The worldwide incident resulted in the ex-pair releasing an apology video and Depp hiring a private jet to fly Boo and Pistol back to Los Angeles for their safety to which Deputy Prime Minister Joyce tweeted, “Dogs gone.”
Celebrity lawyer Chris Melcher, partner of Walzer Melcher – who is not involved in the Australia investigation nor the Stateside defamation trial — explained what went down in Australia in his estimation from a legal perspective.
“When Amber Heard was facing criminal charges in Australia for making a false statement on the arrival form regarding the couple’s dogs, her defense was that she relied on an assistant to ensure the dogs could enter the country and assumed the assistant had obtained the proper clearance,” Melcher explained to Fox News Digital.
“The assistant, Kate James, had previously been fired and did not provide a declaration attesting to Amber’s story.

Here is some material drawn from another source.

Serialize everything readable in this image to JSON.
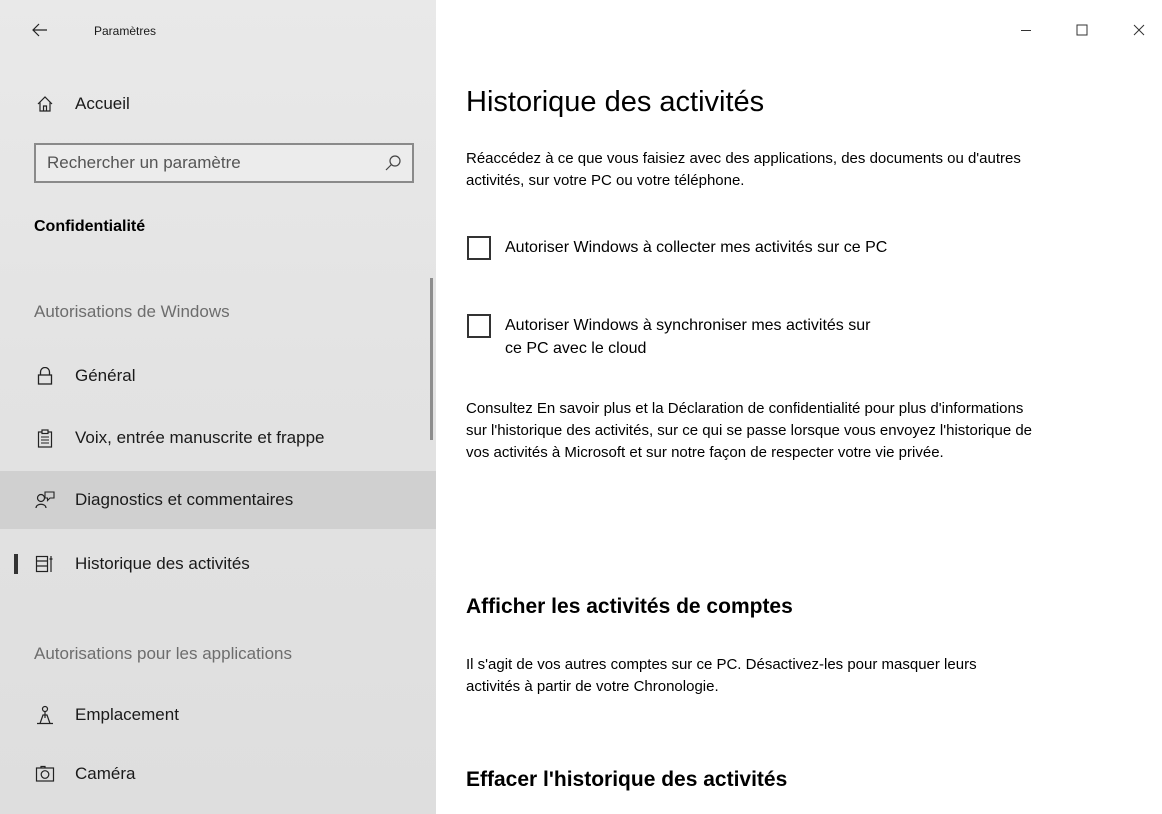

So Amber presented the declaration of another assistant, Kevin Murphy, who attested that it was Ms. James’s fault. With that declaration in hand, Amber negotiated a deal with the Australian court where she pled guilty to presenting a false document (the arrival form) and received a warning.”
Fans of Actor Johnny Depp and Yorkshire terriers show support for the actor outside court during the Johnny Depp and Amber Heard civil trial at Fairfax County Circuit Court on April 25, 2022, in Fairfax, Virginia. (Photo by Chris Kleponis/Consolidated News Pictures)
However, “Mr. Murphy has since come forward and stated that he lied in that declaration. It was Mr. Murphy [who] tried to clear the dogs for travel and told Amber that he could not complete the process and that the dogs could not fly,” the attorney added of Murphy’s 2020 admission during proceedings at London’s High Court for a separate case.
Melcher pressed to Fox News Digital that based on Murphy’s own admission that he lied in the declaration he provided to the court, the Australian government could come down with harsh penalties for Heard.
“If his new statement is believed, the Australian government can charge Amber with the crime of subornation of perjury or for perverting justice, which carry prison sentences of 7 to 14 years,” Melcher explained. “Because of the severity of these offenses, there is no time limit to when the charges can be filed.”
Heard was initially hit with criminal charges for the illegal importing of animals and knowingly producing a false or misleading document – which carried a potential of 10 years in prison. Heard ultimately pleaded guilty and paid a $1,000 fine.
Meanwhile, Depp and Heard released a statement on the importance of respecting Australian law and “declaring everything,” which many said had the makings of a “hostage video.”
Admission of guilt
“There is a strong reason for the Australians to bring charges. Not only did Amber threaten Australia’s biosecurity by bringing Boo and Pistol illegally into the country, the court was fooled into granting her leniency based on Mr. Murphy’s declaration,” Melcher added.
Furthermore, Heard later named her new dog “Barnaby Joyce” after the deputy prime minister of Australia had publicly told her dogs to “bugger off back to the United States.”
At the time, Joyce said he was “fine” with the moniker, noting: “I get a real sense of accomplishment that I’m still in her head long after I’ve forgotten about them,” he said.
However, Melcher believes the act on the part of Heard “adds further insult” since Joyce “excoriated the couple for bringing the dogs without proper clearance.”
Meanwhile, in the U.S. defamation case involving Heard and Depp, the trial is in day 20 with the defense presenting its case. Heard’s sister, Whitney, her former best friend Raquel Pennington, as well as actress and Depp’s ex-fling Ellen Barkin have all testified on Heard’s behalf.
Closing arguments are expected to begin on Friday, May 27.